*What you are asked to do*
In the entries below, filter for the word "icon" and copy every matching line.

*The data*
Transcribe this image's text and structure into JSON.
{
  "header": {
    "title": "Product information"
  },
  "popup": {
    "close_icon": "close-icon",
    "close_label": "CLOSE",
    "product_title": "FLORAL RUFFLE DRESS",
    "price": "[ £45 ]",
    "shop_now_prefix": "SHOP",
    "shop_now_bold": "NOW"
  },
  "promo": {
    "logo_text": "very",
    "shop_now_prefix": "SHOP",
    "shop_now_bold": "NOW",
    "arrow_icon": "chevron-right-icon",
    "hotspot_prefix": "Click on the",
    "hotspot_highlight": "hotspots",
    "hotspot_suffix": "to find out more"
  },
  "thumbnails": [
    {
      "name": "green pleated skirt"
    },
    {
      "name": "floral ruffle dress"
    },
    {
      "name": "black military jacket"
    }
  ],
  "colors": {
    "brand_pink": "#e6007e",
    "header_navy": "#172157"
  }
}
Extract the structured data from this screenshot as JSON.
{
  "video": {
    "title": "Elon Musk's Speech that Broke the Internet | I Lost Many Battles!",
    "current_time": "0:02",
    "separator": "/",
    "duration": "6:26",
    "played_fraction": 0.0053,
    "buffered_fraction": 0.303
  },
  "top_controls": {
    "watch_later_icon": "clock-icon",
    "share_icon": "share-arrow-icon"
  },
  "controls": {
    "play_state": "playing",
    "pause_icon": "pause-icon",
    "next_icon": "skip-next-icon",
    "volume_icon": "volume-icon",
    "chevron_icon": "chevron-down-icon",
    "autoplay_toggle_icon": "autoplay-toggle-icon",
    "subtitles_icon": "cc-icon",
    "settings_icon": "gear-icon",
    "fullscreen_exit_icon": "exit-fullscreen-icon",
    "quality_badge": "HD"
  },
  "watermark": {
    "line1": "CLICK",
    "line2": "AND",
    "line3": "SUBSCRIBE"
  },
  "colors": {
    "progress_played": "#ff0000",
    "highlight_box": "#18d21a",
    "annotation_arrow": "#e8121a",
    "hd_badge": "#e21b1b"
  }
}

*Task output*
    "close_icon": "close-icon",
    "arrow_icon": "chevron-right-icon",
    "watch_later_icon": "clock-icon",
    "share_icon": "share-arrow-icon"
    "pause_icon": "pause-icon",
    "next_icon": "skip-next-icon",
    "volume_icon": "volume-icon",
    "chevron_icon": "chevron-down-icon",
    "autoplay_toggle_icon": "autoplay-toggle-icon",
    "subtitles_icon": "cc-icon",
    "settings_icon": "gear-icon",
    "fullscreen_exit_icon": "exit-fullscreen-icon",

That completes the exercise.